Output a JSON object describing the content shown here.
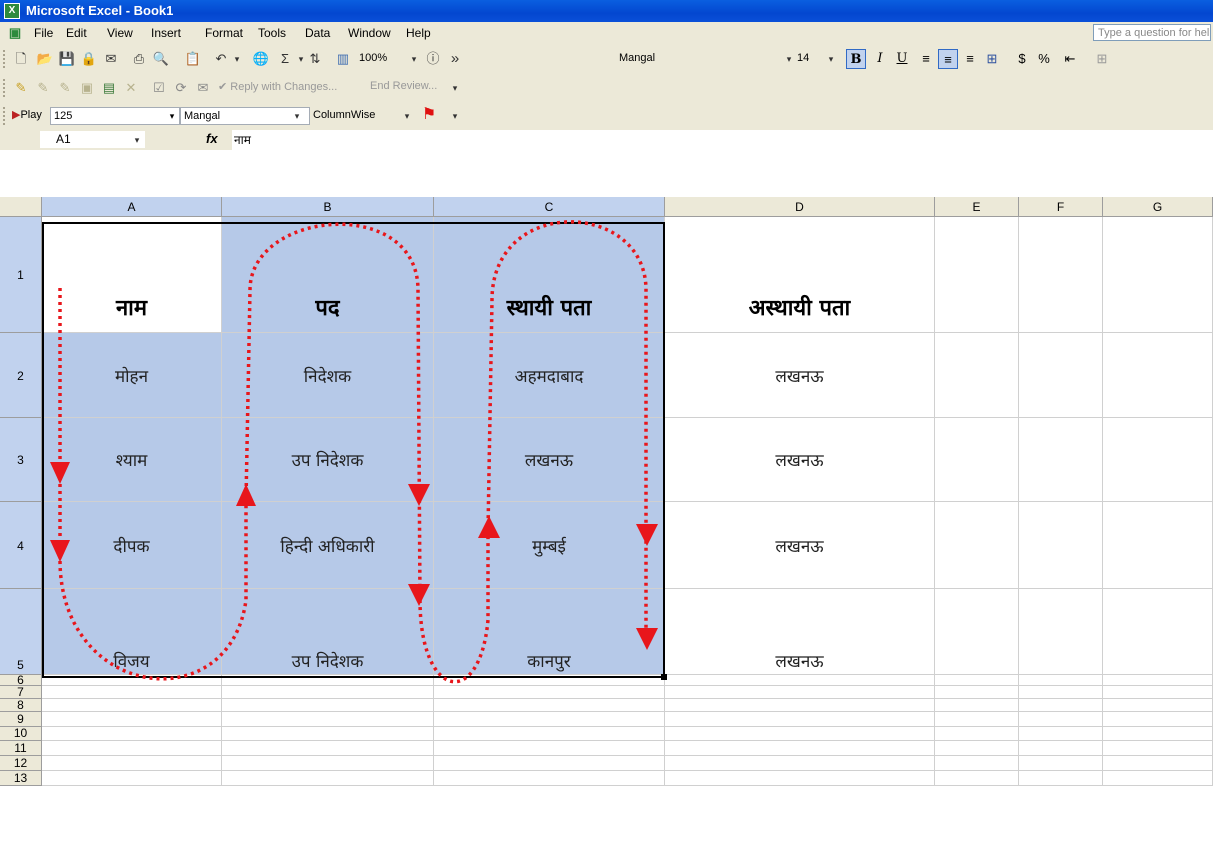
{
  "window": {
    "title": "Microsoft Excel - Book1"
  },
  "menubar": {
    "items": [
      "File",
      "Edit",
      "View",
      "Insert",
      "Format",
      "Tools",
      "Data",
      "Window",
      "Help"
    ],
    "ask_placeholder": "Type a question for help"
  },
  "toolbar_standard": {
    "zoom": "100%",
    "font": "Mangal",
    "font_size": "14",
    "bold_label": "B",
    "italic_label": "I",
    "underline_label": "U",
    "currency_label": "$",
    "percent_label": "%"
  },
  "toolbar_review": {
    "reply_label": "Reply with Changes...",
    "end_review_label": "End Review..."
  },
  "toolbar_extra": {
    "play_label": "Play",
    "play_value": "125",
    "font": "Mangal",
    "mode": "ColumnWise"
  },
  "formula_bar": {
    "cell_ref": "A1",
    "fx_label": "fx",
    "content": "नाम"
  },
  "columns": [
    "A",
    "B",
    "C",
    "D",
    "E",
    "F",
    "G"
  ],
  "rows": [
    "1",
    "2",
    "3",
    "4",
    "5",
    "6",
    "7",
    "8",
    "9",
    "10",
    "11",
    "12",
    "13"
  ],
  "table": {
    "headers": [
      "नाम",
      "पद",
      "स्थायी पता",
      "अस्थायी पता"
    ],
    "rows": [
      [
        "मोहन",
        "निदेशक",
        "अहमदाबाद",
        "लखनऊ"
      ],
      [
        "श्याम",
        "उप निदेशक",
        "लखनऊ",
        "लखनऊ"
      ],
      [
        "दीपक",
        "हिन्दी अधिकारी",
        "मुम्बई",
        "लखनऊ"
      ],
      [
        "विजय",
        "उप निदेशक",
        "कानपुर",
        "लखनऊ"
      ]
    ]
  },
  "colors": {
    "selection": "#b6c9e8",
    "arrow": "#e8161b",
    "titlebar": "#0347d0"
  }
}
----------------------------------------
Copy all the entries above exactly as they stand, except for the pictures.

### Response to the task:
Output a JSON object describing the content shown here.
{
  "window": {
    "title": "Microsoft Excel - Book1"
  },
  "menubar": {
    "items": [
      "File",
      "Edit",
      "View",
      "Insert",
      "Format",
      "Tools",
      "Data",
      "Window",
      "Help"
    ],
    "ask_placeholder": "Type a question for help"
  },
  "toolbar_standard": {
    "zoom": "100%",
    "font": "Mangal",
    "font_size": "14",
    "bold_label": "B",
    "italic_label": "I",
    "underline_label": "U",
    "currency_label": "$",
    "percent_label": "%"
  },
  "toolbar_review": {
    "reply_label": "Reply with Changes...",
    "end_review_label": "End Review..."
  },
  "toolbar_extra": {
    "play_label": "Play",
    "play_value": "125",
    "font": "Mangal",
    "mode": "ColumnWise"
  },
  "formula_bar": {
    "cell_ref": "A1",
    "fx_label": "fx",
    "content": "नाम"
  },
  "columns": [
    "A",
    "B",
    "C",
    "D",
    "E",
    "F",
    "G"
  ],
  "rows": [
    "1",
    "2",
    "3",
    "4",
    "5",
    "6",
    "7",
    "8",
    "9",
    "10",
    "11",
    "12",
    "13"
  ],
  "table": {
    "headers": [
      "नाम",
      "पद",
      "स्थायी पता",
      "अस्थायी पता"
    ],
    "rows": [
      [
        "मोहन",
        "निदेशक",
        "अहमदाबाद",
        "लखनऊ"
      ],
      [
        "श्याम",
        "उप निदेशक",
        "लखनऊ",
        "लखनऊ"
      ],
      [
        "दीपक",
        "हिन्दी अधिकारी",
        "मुम्बई",
        "लखनऊ"
      ],
      [
        "विजय",
        "उप निदेशक",
        "कानपुर",
        "लखनऊ"
      ]
    ]
  },
  "colors": {
    "selection": "#b6c9e8",
    "arrow": "#e8161b",
    "titlebar": "#0347d0"
  }
}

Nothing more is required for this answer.